[[ The input, beginning ]]

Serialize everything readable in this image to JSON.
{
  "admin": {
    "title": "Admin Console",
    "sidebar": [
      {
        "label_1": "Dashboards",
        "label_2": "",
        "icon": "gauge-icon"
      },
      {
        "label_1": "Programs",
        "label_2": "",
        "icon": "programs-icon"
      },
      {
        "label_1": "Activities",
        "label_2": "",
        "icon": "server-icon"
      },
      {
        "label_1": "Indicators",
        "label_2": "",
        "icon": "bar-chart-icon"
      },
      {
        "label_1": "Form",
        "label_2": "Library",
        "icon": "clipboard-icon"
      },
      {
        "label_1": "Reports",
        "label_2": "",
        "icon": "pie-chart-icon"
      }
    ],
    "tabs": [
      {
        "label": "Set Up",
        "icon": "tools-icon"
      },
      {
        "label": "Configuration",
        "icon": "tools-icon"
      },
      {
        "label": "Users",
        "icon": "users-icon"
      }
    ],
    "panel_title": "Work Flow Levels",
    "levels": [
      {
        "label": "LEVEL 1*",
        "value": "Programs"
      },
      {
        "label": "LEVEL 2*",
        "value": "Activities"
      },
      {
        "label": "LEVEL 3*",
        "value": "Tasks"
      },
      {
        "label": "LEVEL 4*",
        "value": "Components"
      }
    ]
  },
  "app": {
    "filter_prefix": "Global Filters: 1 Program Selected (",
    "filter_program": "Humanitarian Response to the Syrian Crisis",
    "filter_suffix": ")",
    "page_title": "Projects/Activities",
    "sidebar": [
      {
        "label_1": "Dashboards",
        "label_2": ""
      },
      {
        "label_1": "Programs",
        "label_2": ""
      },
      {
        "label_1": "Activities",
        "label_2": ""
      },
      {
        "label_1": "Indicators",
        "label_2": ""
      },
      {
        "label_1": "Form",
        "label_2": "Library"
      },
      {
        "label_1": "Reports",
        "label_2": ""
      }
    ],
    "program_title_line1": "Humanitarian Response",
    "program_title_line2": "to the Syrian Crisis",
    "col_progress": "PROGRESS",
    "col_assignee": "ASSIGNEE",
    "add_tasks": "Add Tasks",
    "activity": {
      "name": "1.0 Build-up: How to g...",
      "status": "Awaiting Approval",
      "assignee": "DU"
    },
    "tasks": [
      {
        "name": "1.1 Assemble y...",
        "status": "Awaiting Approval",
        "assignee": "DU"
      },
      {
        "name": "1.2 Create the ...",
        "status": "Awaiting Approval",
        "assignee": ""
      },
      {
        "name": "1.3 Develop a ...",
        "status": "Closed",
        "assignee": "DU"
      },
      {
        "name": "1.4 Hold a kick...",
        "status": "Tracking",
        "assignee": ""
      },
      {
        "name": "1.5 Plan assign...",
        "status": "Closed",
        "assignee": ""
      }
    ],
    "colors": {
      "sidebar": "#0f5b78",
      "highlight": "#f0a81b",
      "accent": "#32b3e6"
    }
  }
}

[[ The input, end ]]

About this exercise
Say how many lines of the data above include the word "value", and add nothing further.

Solution to the exercise
4